I’ve been in Durban, South Africa for over a week and it’s been wonderful. I never saw this coming, never foresaw a time I’d be in this part of the world but it has gone really well. I know several people here from my times in Europe. One dear friend is Andras Namenyi, a Hungarian who actually was my translator when I shared classes with young Christians in Budapest back in the late ‘90’s.
Andras has been in this part of the world for years and the Lord has given him an amazing ministry. It’s by no means the only thing he does. But his main outreach is to visit schools here to do a presentation on the subject of HIV prevention which has to do with being informed, being wise and simple abstinence.
I was astounded and floored to hear the statistics about HIV in this country. In this province, KwaZulu-Natal, out of a population of 11 million, 40% of the people are HIV positive. Think about that. Those are numbers like the worst of the Black Plague that hit Europe in the 1300’s. But it utterly underlines the importance of what my friend is doing in these seminars in the schools here.
I was with Andras for a seminar earlier this week and I’ll include pictures I took there. We were addressing 8th graders in a “colored” part of Durban. [“Mark! That’s racist!”] I’ve had to adjust to the English language that’s spoken here being slightly different from the USA. When I was a kid in Texas, “colored” was the word used at the time for those we now in the US call “African-American”. But here “colored” basically means “mixed race”.

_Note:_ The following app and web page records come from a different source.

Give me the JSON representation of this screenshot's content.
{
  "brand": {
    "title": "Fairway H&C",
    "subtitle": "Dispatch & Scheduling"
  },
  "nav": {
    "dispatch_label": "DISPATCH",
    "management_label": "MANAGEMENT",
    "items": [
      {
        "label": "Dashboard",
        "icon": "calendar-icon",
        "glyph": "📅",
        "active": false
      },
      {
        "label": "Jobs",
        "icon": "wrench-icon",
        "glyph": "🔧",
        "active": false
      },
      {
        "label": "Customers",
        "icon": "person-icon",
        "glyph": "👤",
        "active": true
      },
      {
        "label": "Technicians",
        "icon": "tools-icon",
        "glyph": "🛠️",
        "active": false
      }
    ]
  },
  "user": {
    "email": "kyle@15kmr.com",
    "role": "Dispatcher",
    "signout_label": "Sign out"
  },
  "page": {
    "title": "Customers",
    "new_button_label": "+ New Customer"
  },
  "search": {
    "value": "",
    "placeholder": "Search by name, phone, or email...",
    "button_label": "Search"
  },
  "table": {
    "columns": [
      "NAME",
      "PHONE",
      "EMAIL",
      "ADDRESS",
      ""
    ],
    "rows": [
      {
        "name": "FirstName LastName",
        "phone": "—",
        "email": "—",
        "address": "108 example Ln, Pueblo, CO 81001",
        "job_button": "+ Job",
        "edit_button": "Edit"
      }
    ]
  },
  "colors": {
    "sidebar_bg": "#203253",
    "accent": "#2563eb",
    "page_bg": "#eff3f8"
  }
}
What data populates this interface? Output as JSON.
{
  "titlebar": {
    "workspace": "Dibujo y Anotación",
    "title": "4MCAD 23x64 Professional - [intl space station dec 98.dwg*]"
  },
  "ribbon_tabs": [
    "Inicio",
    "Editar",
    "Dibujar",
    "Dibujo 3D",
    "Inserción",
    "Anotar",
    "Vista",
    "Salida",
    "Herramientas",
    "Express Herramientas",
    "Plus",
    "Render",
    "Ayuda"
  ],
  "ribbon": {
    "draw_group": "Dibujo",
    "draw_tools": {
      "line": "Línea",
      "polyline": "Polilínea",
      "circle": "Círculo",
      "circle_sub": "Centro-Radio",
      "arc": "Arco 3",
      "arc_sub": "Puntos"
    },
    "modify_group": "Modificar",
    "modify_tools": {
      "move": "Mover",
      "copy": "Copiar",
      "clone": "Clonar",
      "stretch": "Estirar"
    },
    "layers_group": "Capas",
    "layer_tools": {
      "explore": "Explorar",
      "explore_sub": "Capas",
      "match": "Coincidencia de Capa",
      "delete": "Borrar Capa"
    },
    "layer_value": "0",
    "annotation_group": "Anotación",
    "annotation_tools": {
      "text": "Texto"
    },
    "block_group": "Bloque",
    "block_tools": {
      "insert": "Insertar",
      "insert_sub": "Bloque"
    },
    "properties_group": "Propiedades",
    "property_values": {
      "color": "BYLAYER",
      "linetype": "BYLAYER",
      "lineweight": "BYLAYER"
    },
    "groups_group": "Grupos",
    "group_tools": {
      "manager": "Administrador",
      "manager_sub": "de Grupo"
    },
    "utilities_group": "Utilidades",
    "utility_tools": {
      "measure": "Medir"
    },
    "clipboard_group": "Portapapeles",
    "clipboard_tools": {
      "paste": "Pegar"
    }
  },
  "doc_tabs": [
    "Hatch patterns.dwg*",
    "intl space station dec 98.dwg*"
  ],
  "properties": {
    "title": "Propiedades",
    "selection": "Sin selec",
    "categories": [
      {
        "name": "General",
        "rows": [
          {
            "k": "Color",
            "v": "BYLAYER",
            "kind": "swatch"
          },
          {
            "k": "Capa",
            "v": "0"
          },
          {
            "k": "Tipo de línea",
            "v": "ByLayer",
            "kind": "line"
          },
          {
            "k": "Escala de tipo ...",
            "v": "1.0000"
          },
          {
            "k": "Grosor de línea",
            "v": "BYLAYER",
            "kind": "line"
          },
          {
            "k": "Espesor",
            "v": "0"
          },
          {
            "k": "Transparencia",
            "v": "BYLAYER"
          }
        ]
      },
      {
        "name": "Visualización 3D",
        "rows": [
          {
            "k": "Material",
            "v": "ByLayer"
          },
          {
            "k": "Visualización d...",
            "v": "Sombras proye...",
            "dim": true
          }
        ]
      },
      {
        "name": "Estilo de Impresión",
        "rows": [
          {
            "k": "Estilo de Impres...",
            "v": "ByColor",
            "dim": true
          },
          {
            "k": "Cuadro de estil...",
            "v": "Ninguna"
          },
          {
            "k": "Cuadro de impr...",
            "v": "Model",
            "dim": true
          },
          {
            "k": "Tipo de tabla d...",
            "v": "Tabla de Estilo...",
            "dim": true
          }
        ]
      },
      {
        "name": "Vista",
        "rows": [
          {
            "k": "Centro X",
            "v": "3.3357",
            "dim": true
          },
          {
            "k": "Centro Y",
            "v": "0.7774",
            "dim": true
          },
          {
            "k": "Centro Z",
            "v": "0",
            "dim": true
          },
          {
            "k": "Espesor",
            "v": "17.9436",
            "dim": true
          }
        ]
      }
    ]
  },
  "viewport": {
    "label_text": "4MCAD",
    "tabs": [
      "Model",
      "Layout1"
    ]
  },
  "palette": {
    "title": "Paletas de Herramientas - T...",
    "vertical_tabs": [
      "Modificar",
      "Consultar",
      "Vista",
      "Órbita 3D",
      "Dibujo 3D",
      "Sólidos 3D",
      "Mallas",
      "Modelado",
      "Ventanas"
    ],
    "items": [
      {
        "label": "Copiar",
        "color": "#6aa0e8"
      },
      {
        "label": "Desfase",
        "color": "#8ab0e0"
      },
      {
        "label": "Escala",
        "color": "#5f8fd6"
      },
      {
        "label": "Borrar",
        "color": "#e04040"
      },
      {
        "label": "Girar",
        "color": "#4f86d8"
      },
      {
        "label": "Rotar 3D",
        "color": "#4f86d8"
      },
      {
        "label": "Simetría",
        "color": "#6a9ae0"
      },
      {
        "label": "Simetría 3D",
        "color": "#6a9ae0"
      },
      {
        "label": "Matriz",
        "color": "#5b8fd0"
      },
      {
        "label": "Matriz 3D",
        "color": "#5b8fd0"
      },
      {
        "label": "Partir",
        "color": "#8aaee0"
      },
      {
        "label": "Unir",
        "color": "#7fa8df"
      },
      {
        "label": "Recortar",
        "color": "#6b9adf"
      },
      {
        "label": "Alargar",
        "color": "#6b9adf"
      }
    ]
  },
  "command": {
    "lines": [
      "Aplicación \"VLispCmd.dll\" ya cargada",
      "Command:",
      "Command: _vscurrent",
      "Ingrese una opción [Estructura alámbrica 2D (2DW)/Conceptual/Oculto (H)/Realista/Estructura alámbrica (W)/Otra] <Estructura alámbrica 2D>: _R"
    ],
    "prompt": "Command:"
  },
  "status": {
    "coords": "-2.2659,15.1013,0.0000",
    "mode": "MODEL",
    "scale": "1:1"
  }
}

We first talked to the principal; the seminar had all been arranged beforehand. The kids filed into the room with the guidance of their teachers, not really knowing what to expect. Andras has addressed around 90,000 students over the last years with this ministry.
As the presentation started, Andras in his opening was switching back and forth between English and Zulu, the main language spoken in this province. The kids were of course laughing and impressed that he was comfortable with them that way. But probably they were also curious about the props he had set up for the presentation. Several kids behind him had been given various colored balloons. And on the table in front of him were 3 pitchers with distinctly colored liquids. By the way, this was all done in English as the school is a fully English speaking school, even though many there have another language as their first.
Basically the idea was to highlight the consequences of risky behavior. He told me later that almost certainly there were kids in the audience who were already HIV positive. Andras held up the first pitcher with red liquid and said this represented risky behavior, out partying, drinking, drugs and of course promiscuous sex. Then he held up the pitcher with green liquid. This represented someone “on the fence”, not really totally living a risky life but someone who was near the edge of it. Then he held up the pitcher with yellow liquid, representing morals and a moral life with vision, goals and a purpose.
After that he poured some of the yellow liquid into the green and red pitchers. The red turned to a murky brown almost immediately but the green liquid began to turn yellow, representing a changed and more moral life. As Andras continued to speak on this subject, the liquids continued to change from their original colors and soon the green pitcher changed to yellow liquid. Eventually even the red liquid turned yellow.
It was all a huge object lessons in the visual realm for these few hundred 13 and 14 year olds of how morals and self-restraint could change a life and in this case even save their own physical life. Of course I’m only giving you the highlights here of the 45 minute talk. At the end, Andras explained to them how much we all need the saving power of Jesus to come into our hearts and give us the strength we need to essentially resist sin, which is what this is in many ways really all about. He led the kids in a prayer to receive the Lord and they all prayed.
It even worked out that I was able to address the kids for a few minutes, telling them about my life and how it was changed through Jesus and the truth and power of God. Afterwards we were able to pass out gospels of John in Zulu to the students; these are booklets I helped to have shipped to Andras here in Africa about 18 months ago.
It was an astounding afternoon, being involved in something so important, life changing and even very much life saving. For me, this is all better than any worldly or earthly riches: being a part of something that’s reaching into young lives who are so often right on the precipice of good or bad, sin or salvation and even life or death. It was another moment to confirm just how thankful I am for a life of Christian discipleship. I hope this testimony is a blessing to you of how people in our times can be used of the Lord to impact this world for Him and to let their light shine before men.